(Stored entries)
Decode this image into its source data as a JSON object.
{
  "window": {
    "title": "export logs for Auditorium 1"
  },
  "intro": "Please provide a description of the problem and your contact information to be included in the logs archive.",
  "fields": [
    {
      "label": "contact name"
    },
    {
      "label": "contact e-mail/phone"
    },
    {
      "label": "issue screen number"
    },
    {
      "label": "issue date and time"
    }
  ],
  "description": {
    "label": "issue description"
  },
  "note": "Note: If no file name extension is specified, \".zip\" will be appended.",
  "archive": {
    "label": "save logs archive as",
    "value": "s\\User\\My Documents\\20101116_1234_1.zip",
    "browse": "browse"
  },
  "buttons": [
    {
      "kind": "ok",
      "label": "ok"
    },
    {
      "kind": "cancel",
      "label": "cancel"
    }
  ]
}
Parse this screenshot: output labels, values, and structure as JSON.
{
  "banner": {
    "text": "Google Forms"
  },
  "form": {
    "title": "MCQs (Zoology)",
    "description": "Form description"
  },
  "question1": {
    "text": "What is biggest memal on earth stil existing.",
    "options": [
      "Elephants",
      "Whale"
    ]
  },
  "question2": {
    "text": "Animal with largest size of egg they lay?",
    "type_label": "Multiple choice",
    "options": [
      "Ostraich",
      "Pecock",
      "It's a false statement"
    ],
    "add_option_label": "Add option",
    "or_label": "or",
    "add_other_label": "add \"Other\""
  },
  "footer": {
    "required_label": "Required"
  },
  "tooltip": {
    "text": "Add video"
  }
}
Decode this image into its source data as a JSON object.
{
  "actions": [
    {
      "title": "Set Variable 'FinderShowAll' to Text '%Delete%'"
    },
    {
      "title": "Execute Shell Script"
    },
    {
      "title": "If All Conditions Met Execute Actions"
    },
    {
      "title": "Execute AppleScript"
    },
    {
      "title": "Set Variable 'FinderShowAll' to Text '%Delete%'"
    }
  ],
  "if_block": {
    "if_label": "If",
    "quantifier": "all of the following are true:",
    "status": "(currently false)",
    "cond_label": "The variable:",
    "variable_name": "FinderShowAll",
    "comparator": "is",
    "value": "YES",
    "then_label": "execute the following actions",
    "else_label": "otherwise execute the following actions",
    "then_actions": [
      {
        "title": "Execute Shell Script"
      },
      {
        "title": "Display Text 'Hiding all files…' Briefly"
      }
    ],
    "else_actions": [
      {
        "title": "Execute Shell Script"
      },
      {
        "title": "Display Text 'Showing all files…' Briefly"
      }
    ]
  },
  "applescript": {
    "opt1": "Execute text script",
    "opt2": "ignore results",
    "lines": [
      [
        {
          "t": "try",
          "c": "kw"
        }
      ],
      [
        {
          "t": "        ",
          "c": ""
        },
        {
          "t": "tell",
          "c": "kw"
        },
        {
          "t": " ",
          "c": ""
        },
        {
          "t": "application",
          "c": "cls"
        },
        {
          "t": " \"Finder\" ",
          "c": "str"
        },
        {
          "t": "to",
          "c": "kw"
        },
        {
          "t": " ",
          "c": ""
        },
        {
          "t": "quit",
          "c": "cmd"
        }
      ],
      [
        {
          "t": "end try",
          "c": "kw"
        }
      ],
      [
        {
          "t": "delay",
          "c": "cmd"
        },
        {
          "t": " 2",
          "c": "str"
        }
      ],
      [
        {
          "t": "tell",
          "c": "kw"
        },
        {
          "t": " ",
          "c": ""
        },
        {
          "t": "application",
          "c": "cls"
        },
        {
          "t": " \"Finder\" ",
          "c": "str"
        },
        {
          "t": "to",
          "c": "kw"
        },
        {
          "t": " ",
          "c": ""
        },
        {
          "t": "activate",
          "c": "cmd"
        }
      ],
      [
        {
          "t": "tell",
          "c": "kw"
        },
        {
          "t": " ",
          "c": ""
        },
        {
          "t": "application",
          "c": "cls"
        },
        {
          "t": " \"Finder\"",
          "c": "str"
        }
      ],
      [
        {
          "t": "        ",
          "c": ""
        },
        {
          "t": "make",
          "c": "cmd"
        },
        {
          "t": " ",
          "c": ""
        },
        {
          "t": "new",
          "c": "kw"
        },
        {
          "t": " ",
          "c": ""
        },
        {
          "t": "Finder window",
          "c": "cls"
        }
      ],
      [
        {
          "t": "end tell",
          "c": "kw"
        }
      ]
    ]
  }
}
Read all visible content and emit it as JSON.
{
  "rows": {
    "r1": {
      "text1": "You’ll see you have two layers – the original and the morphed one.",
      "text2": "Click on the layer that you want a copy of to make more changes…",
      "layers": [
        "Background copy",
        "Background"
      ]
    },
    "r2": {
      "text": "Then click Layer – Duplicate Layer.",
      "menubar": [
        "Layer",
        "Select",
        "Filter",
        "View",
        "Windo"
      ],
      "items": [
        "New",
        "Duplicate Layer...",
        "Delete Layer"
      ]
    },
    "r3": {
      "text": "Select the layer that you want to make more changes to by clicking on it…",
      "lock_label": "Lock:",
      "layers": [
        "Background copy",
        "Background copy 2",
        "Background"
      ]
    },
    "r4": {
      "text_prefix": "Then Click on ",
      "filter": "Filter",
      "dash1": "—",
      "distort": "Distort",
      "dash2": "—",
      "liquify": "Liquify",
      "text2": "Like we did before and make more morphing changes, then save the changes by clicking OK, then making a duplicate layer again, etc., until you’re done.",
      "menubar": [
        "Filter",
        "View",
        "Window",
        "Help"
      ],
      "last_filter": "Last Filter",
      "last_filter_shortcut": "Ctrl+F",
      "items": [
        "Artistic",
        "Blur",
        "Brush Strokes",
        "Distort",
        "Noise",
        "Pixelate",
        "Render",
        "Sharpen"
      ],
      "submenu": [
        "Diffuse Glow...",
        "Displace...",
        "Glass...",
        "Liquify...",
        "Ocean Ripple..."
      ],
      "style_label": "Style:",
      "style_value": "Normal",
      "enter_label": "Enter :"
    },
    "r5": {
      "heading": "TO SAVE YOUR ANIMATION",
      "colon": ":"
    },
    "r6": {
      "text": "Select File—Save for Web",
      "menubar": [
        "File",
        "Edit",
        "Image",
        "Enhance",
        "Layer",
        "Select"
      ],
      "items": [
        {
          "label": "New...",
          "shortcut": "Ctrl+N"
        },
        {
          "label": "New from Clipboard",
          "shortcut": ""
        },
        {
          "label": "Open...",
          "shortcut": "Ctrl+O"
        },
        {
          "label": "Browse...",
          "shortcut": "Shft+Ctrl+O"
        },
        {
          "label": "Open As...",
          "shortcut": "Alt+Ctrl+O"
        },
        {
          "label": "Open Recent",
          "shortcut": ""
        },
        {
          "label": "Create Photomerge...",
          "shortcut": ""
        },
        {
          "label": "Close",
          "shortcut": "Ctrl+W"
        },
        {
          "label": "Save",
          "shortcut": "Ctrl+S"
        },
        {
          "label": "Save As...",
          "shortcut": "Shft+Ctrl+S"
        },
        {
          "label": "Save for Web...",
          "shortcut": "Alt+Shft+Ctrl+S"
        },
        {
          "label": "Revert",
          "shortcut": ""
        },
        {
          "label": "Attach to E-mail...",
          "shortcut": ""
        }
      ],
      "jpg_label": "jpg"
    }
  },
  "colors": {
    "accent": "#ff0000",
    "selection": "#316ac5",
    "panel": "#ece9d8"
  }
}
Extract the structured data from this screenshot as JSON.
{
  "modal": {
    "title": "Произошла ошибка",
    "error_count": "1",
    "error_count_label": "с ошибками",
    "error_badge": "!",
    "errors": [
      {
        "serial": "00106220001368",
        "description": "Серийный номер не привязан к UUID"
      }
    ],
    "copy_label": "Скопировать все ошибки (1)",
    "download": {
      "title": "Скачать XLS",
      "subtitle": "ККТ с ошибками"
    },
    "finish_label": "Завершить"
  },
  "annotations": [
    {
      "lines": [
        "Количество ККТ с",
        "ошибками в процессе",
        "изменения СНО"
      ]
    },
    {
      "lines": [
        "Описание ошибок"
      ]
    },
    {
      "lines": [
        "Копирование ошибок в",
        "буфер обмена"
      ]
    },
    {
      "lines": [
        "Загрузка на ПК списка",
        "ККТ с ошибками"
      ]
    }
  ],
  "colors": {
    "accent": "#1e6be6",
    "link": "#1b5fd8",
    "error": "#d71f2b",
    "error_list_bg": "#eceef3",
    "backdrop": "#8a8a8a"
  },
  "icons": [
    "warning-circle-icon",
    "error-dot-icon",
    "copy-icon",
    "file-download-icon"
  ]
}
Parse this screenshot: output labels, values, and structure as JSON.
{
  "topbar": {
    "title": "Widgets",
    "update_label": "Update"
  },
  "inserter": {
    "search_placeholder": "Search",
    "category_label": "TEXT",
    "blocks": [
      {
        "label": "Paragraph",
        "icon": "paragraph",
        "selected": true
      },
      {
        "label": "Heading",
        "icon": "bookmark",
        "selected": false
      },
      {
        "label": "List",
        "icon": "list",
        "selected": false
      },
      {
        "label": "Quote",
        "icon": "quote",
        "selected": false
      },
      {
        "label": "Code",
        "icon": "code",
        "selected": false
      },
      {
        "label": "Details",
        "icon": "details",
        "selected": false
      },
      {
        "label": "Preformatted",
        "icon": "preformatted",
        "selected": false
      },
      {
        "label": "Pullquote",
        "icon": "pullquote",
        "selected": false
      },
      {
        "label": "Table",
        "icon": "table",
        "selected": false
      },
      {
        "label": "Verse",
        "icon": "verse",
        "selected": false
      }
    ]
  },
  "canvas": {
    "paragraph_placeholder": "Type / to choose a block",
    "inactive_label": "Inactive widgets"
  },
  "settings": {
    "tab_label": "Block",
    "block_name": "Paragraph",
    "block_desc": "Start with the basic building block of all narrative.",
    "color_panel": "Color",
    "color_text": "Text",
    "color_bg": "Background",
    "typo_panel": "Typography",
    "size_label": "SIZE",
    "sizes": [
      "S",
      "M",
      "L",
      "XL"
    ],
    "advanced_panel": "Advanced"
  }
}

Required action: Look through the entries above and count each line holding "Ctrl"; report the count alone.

Finished exercise: 9